Unwanted he may – or may not – be on the field for England by Fabio Capello, but there is no doubt that the oft-maligned David Beckham does his bit for his country off it. He was influential in securing London's bid for the 2012 Olympics, may well win a few votes from equally star-struck Fifa members when the 2018 World Cup destination is decided in December, and this weekend he is cheering on British competitors as the Special Olympics European Games open in Warsaw. What's special about these Games is that they cater for those with learning disabilities, which includes Down's Syndrome and autism, who are not eligible for the Paralympics. Having watched last year's UK event in Leicester I can testify it is the most understated event in the sporting calendar. Watched by Beckham and France's Zinedine Zidane, who like him is a Special Olympics global ambassador, around 1,500 athletes from 57 countries will compete in half a dozen sports, and for some just completing a lap of the track could be the highlight of their lives. "There are 1.2m people in this country with learning disabilities, so it is good they can be recognised through sport in this way," says the Special Olympics GB chair Lawrie McMenemy. Backed by the National Grid, Britain have a team of 48 who were given a send-off at No 10 by David Cameron, whose own son Ivan, a cerebral palsy sufferer, died last year aged six. He told them: "The whole country will be cheering you on." So we should be.
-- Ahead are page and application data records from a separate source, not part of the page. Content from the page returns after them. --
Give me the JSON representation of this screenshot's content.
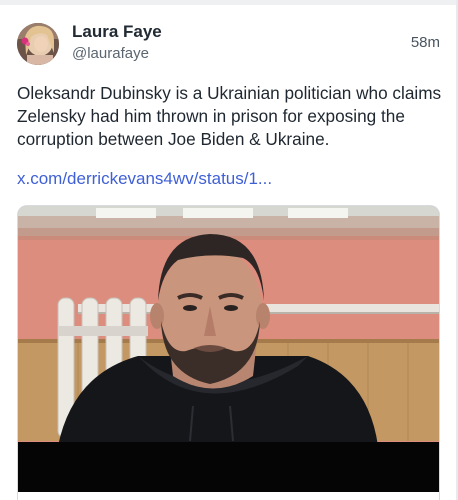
{
  "post": {
    "author": {
      "display_name": "Laura Faye",
      "handle": "@laurafaye",
      "avatar": "avatar-photo"
    },
    "time": "58m",
    "text": "Oleksandr Dubinsky is a Ukrainian politician who claims Zelensky had him thrown in prison for exposing the corruption between Joe Biden & Ukraine.",
    "link": "x.com/derrickevans4wv/status/1...",
    "media": {
      "kind": "video-thumbnail"
    }
  },
  "colors": {
    "link": "#3f5fd6",
    "wall": "#dd8f80",
    "panel": "#c49a62"
  }
}
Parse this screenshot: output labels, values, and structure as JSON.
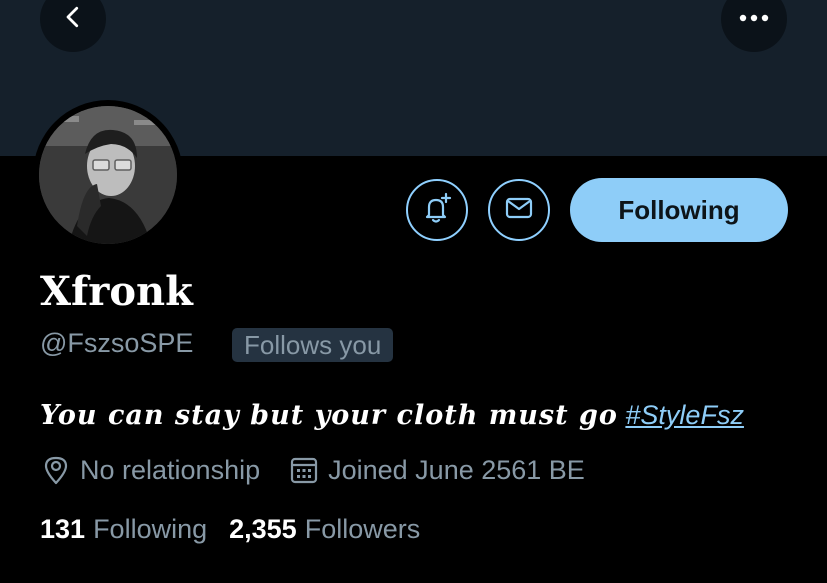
{
  "header": {
    "back_icon": "chevron-left-icon",
    "more_icon": "more-horizontal-icon",
    "banner_color": "#15202b"
  },
  "profile": {
    "display_name": "Xfronk",
    "handle": "@FszsoSPE",
    "follows_you_badge": "Follows you",
    "bio": {
      "text": "You can stay but your cloth must go",
      "hashtag": "#StyleFsz"
    },
    "location": "No relationship",
    "joined": "Joined June 2561 BE",
    "stats": {
      "following_count": "131",
      "following_label": "Following",
      "followers_count": "2,355",
      "followers_label": "Followers"
    }
  },
  "actions": {
    "notify_icon": "bell-plus-icon",
    "message_icon": "envelope-icon",
    "following_label": "Following"
  },
  "colors": {
    "accent": "#8ecdf8",
    "secondary_text": "#8899a6",
    "badge_bg": "#253341"
  }
}
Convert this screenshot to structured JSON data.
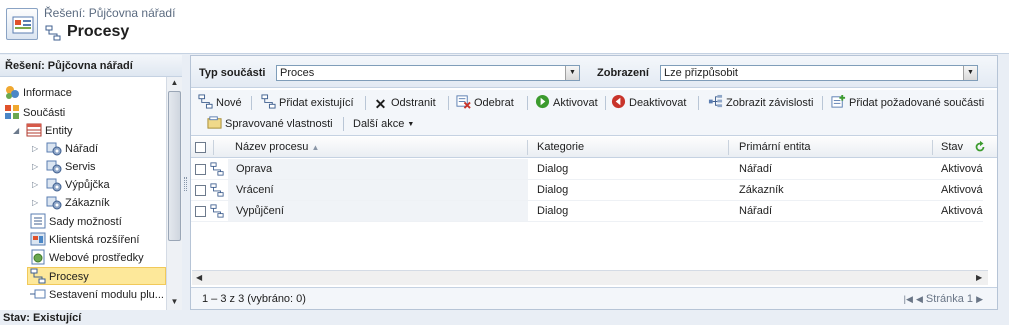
{
  "header": {
    "subtitle": "Řešení: Půjčovna nářadí",
    "title": "Procesy"
  },
  "nav": {
    "heading": "Řešení: Půjčovna nářadí",
    "items": [
      {
        "label": "Informace",
        "icon": "information-icon"
      },
      {
        "label": "Součásti",
        "icon": "components-icon"
      },
      {
        "label": "Entity",
        "icon": "entities-icon"
      },
      {
        "label": "Nářadí",
        "icon": "entity-gear-icon"
      },
      {
        "label": "Servis",
        "icon": "entity-gear-icon"
      },
      {
        "label": "Výpůjčka",
        "icon": "entity-gear-icon"
      },
      {
        "label": "Zákazník",
        "icon": "entity-gear-icon"
      },
      {
        "label": "Sady možností",
        "icon": "option-sets-icon"
      },
      {
        "label": "Klientská rozšíření",
        "icon": "client-extensions-icon"
      },
      {
        "label": "Webové prostředky",
        "icon": "web-resources-icon"
      },
      {
        "label": "Procesy",
        "icon": "process-icon"
      },
      {
        "label": "Sestavení modulu plu...",
        "icon": "plugin-assembly-icon"
      }
    ]
  },
  "filters": {
    "component_type_label": "Typ součásti",
    "component_type_value": "Proces",
    "view_label": "Zobrazení",
    "view_value": "Lze přizpůsobit"
  },
  "toolbar": {
    "new": "Nové",
    "add_existing": "Přidat existující",
    "remove": "Odstranit",
    "deleted": "Odebrat",
    "activate": "Aktivovat",
    "deactivate": "Deaktivovat",
    "show_dependencies": "Zobrazit závislosti",
    "add_required": "Přidat požadované součásti",
    "managed_props": "Spravované vlastnosti",
    "more_actions": "Další akce"
  },
  "grid": {
    "columns": [
      "Název procesu",
      "Kategorie",
      "Primární entita",
      "Stav"
    ],
    "rows": [
      {
        "name": "Oprava",
        "category": "Dialog",
        "entity": "Nářadí",
        "status": "Aktivován"
      },
      {
        "name": "Vrácení",
        "category": "Dialog",
        "entity": "Zákazník",
        "status": "Aktivován"
      },
      {
        "name": "Vypůjčení",
        "category": "Dialog",
        "entity": "Nářadí",
        "status": "Aktivován"
      }
    ],
    "record_count": "1 – 3  z 3 (vybráno: 0)",
    "page": "Stránka 1"
  },
  "status": {
    "text": "Stav: Existující"
  },
  "colors": {
    "selection": "#fde89a",
    "header_blue": "#dfe7f1",
    "activate_green": "#3c9b2e",
    "deactivate_red": "#c8342b"
  }
}
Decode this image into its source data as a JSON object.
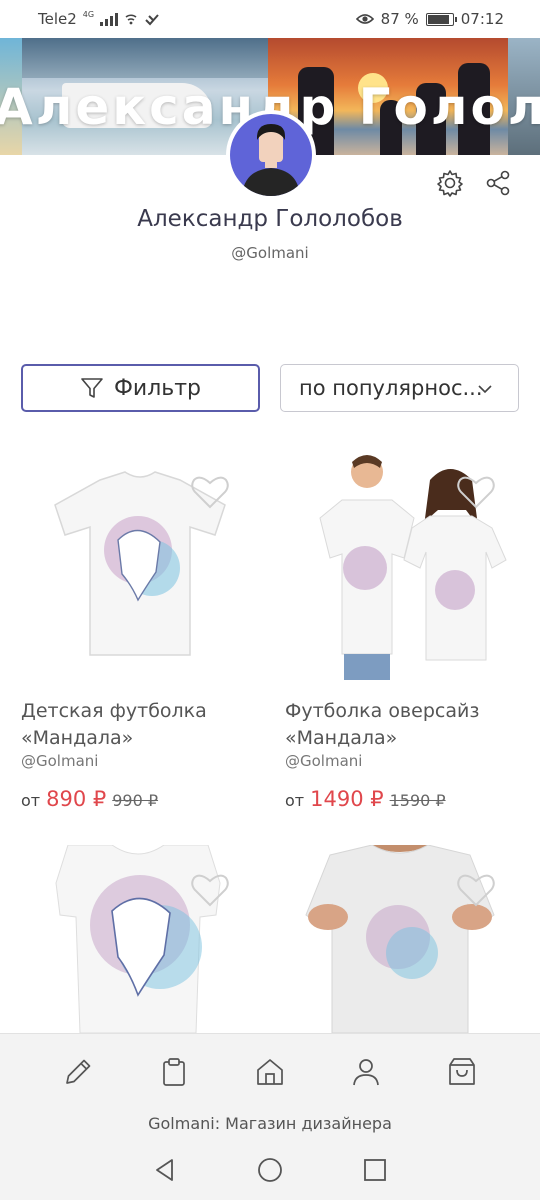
{
  "status_bar": {
    "carrier": "Tele2",
    "network": "4G",
    "battery_percent": "87 %",
    "battery_level": 0.87,
    "time": "07:12"
  },
  "banner": {
    "title": "Александр Гололобов"
  },
  "profile": {
    "name": "Александр Гололобов",
    "handle": "@Golmani"
  },
  "toolbar": {
    "filter_label": "Фильтр",
    "sort_label": "по популярнос..."
  },
  "products": [
    {
      "title": "Детская футболка «Мандала»",
      "author": "@Golmani",
      "price_prefix": "от",
      "price": "890 ₽",
      "old_price": "990 ₽"
    },
    {
      "title": "Футболка оверсайз «Мандала»",
      "author": "@Golmani",
      "price_prefix": "от",
      "price": "1490 ₽",
      "old_price": "1590 ₽"
    },
    {},
    {}
  ],
  "bottom_nav": {
    "items": [
      "pencil-icon",
      "clipboard-icon",
      "home-icon",
      "user-icon",
      "bag-icon"
    ]
  },
  "shop_caption": "Golmani: Магазин дизайнера",
  "colors": {
    "accent": "#5a5cab",
    "price": "#e0474c",
    "avatar_bg": "#5f64d8"
  }
}
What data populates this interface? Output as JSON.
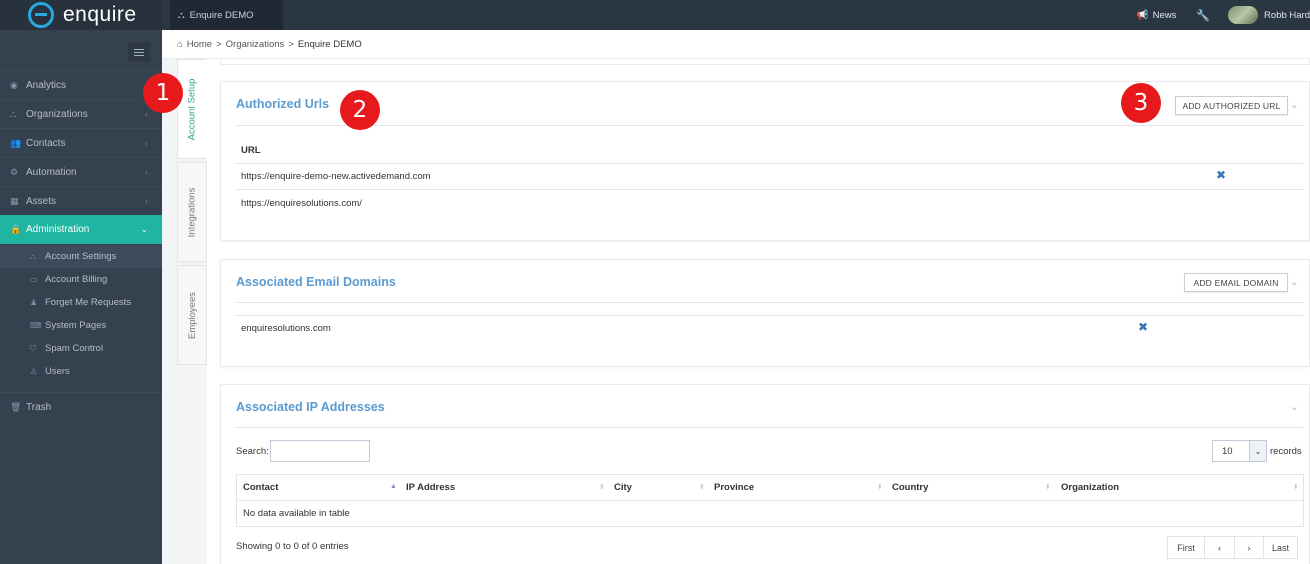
{
  "app": {
    "name": "enquire"
  },
  "topbar": {
    "tab": "Enquire DEMO",
    "news": "News",
    "user": "Robb Hard"
  },
  "breadcrumb": {
    "home": "Home",
    "sep1": ">",
    "organizations": "Organizations",
    "sep2": ">",
    "current": "Enquire DEMO"
  },
  "sidebar": {
    "items": [
      {
        "label": "Analytics",
        "icon": "dashboard-icon"
      },
      {
        "label": "Organizations",
        "icon": "sitemap-icon"
      },
      {
        "label": "Contacts",
        "icon": "users-icon"
      },
      {
        "label": "Automation",
        "icon": "cogs-icon"
      },
      {
        "label": "Assets",
        "icon": "grid-icon"
      },
      {
        "label": "Administration",
        "icon": "lock-icon"
      }
    ],
    "sub_items": [
      {
        "label": "Account Settings",
        "icon": "sitemap-icon"
      },
      {
        "label": "Account Billing",
        "icon": "file-icon"
      },
      {
        "label": "Forget Me Requests",
        "icon": "user-x-icon"
      },
      {
        "label": "System Pages",
        "icon": "keyboard-icon"
      },
      {
        "label": "Spam Control",
        "icon": "shield-icon"
      },
      {
        "label": "Users",
        "icon": "user-icon"
      }
    ],
    "trash": "Trash"
  },
  "vertical_tabs": [
    "Account Setup",
    "Integrations",
    "Employees"
  ],
  "annotations": [
    "1",
    "2",
    "3"
  ],
  "authorized_urls": {
    "title": "Authorized Urls",
    "add_button": "ADD AUTHORIZED URL",
    "column": "URL",
    "rows": [
      "https://enquire-demo-new.activedemand.com",
      "https://enquiresolutions.com/"
    ]
  },
  "email_domains": {
    "title": "Associated Email Domains",
    "add_button": "ADD EMAIL DOMAIN",
    "rows": [
      "enquiresolutions.com"
    ]
  },
  "ip_addresses": {
    "title": "Associated IP Addresses",
    "search_label": "Search:",
    "records_value": "10",
    "records_label": "records",
    "columns": [
      "Contact",
      "IP Address",
      "City",
      "Province",
      "Country",
      "Organization"
    ],
    "empty_text": "No data available in table",
    "info": "Showing 0 to 0 of 0 entries",
    "pager": {
      "first": "First",
      "prev": "‹",
      "next": "›",
      "last": "Last"
    }
  },
  "colors": {
    "accent": "#1fb5a1",
    "link": "#5b9bd1",
    "sidebar": "#364150",
    "badge": "#e8191d"
  }
}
2012 fails dope test

It has not been the best of weeks for Lord Coe. Not only was he criticised by a London Assembly committee for what they termed a "flawed" legacy plan to reduce the 80,000-capacity Olympic Stadium to a 25,000-seater athletics arena, but he is said to be furious at the cock-up over the initial appointment of a known drugs cheat to a senior 2012 post. Sevdalin Marinov was due to start work tomorrow as the technical operations manager for weightlifting at the London Games. The 42-year-old Bulgarian, an Olympic 52kg champion in 1988, was hired despite testing positive for anabolic steroids in 1991. It was only when top brass at Locog learned of his drugs past last week that the offer was hastily rescinded. Coe, who was not made aware of the details of the appointment, is vehemently anti-drugs, so much so that he refuses to allow Linford Christie, who received a two-year ban for a positive test, to have any official role with 2012, much to the Olympic champ's displeasure.

Girl power at UK Sport

No glass ceiling at UK Sport, where the one-time netball international Liz Nicholl is set to step up from CEO to replace John Steele, now rugby's head honcho, as the chief executive. She beat a host of men to the post and will work alongside the chair, Baroness Sue Campbell, thus giving the body which distributes Olympic cash a firm female grip on the purse strings.